Use Support Networks
Parents help their children when they take steps to understand and manage their own feelings and ways of coping. They can do this by building and using social support systems of family, friends, community organizations and agencies, faith-based institutions, or other resources that work for that family. Parents can build their own unique social support systems so that in an emergency situation or when a disaster strikes, they can be supported and helped to manage their reactions. As a result, parents will be more available to their children and better able to support them. Parents are almost always the best source of support for children in difficult times. But to support their children, parents need to attend to their own needs and have a plan for their own support.
Preparing for disaster helps everyone in the family accept the fact that disasters do happen, and provides an opportunity to identify and collect the resources needed to meet basic needs after disaster. Preparation helps; when people feel prepared, they cope better and so do children.
A Child’s Reaction to Disaster by Age
Birth through 2 years. When children are pre-verbal and experience a trauma, they do not have the words to describe the event or their feelings. However, they can retain memories of particular sights, sounds, or smells. Infants may react to trauma by being irritable, crying more than usual, or wanting to be held and cuddled. The biggest influence on children of this age is how their parents cope. As children get older, their play may involve acting out elements of the traumatic event that occurred several years in the past and was seemingly forgotten.

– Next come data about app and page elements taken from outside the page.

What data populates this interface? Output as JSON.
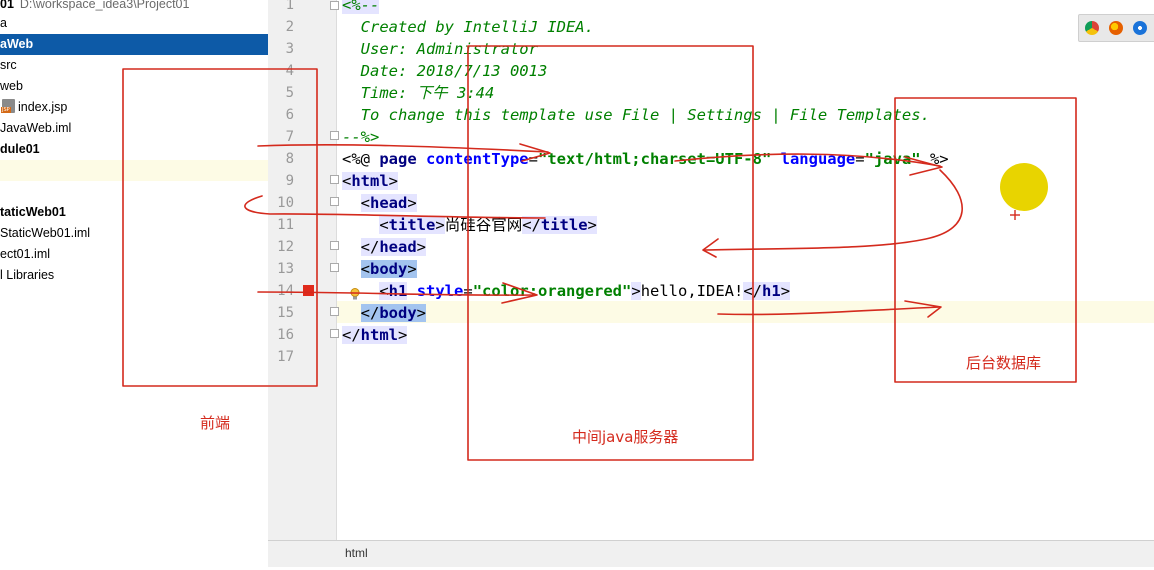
{
  "project_tree": {
    "rows": [
      {
        "text": "01",
        "path": "D:\\workspace_idea3\\Project01"
      },
      {
        "text": "a"
      },
      {
        "text": "aWeb"
      },
      {
        "text": "src"
      },
      {
        "text": "web"
      },
      {
        "text": "index.jsp"
      },
      {
        "text": "JavaWeb.iml"
      },
      {
        "text": "dule01"
      },
      {
        "text": ""
      },
      {
        "text": "taticWeb01"
      },
      {
        "text": "StaticWeb01.iml"
      },
      {
        "text": "ect01.iml"
      },
      {
        "text": "l Libraries"
      }
    ]
  },
  "editor": {
    "line_numbers": [
      "1",
      "2",
      "3",
      "4",
      "5",
      "6",
      "7",
      "8",
      "9",
      "10",
      "11",
      "12",
      "13",
      "14",
      "15",
      "16",
      "17"
    ],
    "lines": {
      "l1": "<%--",
      "l2": "  Created by IntelliJ IDEA.",
      "l3": "  User: Administrator",
      "l4": "  Date: 2018/7/13 0013",
      "l5": "  Time: 下午 3:44",
      "l6": "  To change this template use File | Settings | File Templates.",
      "l7": "--%>",
      "l8_a": "<%@ ",
      "l8_b": "page",
      "l8_c": " contentType",
      "l8_d": "=",
      "l8_e": "\"text/html;charset=UTF-8\"",
      "l8_f": " language",
      "l8_g": "=",
      "l8_h": "\"java\"",
      "l8_i": " %>",
      "l9": "html",
      "l10": "head",
      "l11_tag": "title",
      "l11_text": "尚硅谷官网",
      "l13": "body",
      "l14_tag": "h1",
      "l14_attr": "style",
      "l14_val": "\"color:orangered\"",
      "l14_text": "hello,IDEA!",
      "l15": "body",
      "l16": "html"
    }
  },
  "breadcrumb": "html",
  "annotations": {
    "frontend": "前端",
    "middle": "中间java服务器",
    "backend": "后台数据库"
  },
  "colors": {
    "selection": "#0d5aa7",
    "annotation": "#d42a1d",
    "cursor_dot": "#e8d400"
  },
  "icons": [
    "chrome-icon",
    "firefox-icon",
    "safari-icon",
    "bulb-icon",
    "breakpoint-icon"
  ]
}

Preschool – 3 through 6 years. Preschool children often feel helpless and powerless in the face of an overwhelming event. Because of their age and small size, they lack the ability to protect themselves or others. As a result, they feel intense fear and insecurity about being separated from caregivers. Preschoolers cannot grasp the concept of permanent loss. They can see consequences as being reversible or permanent. In the weeks following a traumatic event, preschoolers’ play activities may reenact the incident or the disaster over and over again.
School age – 7 through 10 years. The school-age child has the ability to understand the permanence of loss. Some children become intensely preoccupied with the details of a traumatic event and want to talk about it continually. This preoccupation can interfere with the child’s concentration at school and academic performance may decline. At school, children may hear inaccurate information from peers. They may display a wide range of reactions — sadness, generalized fear, or specific fears of the disaster happening again, guilt over action or inaction during the disaster, anger that the event was not prevented, or fantasies of playing rescuer.
Pre-adolescence to adolescence – 11 through 18 years. As children grow older, they develop a more sophisticated understanding of the disaster event. Their responses are more similar to adults. Teenagers may become involved in dangerous, risk-taking behaviors, such as reckless driving, or alcohol or drug use. Others can become fearful of leaving home and avoid previous levels of activities. Much of adolescence is focused on moving out into the world. After a trauma, the view of the world can seem more dangerous and unsafe. A teenager may feel overwhelmed by intense emotions and yet feel unable to discuss them with others.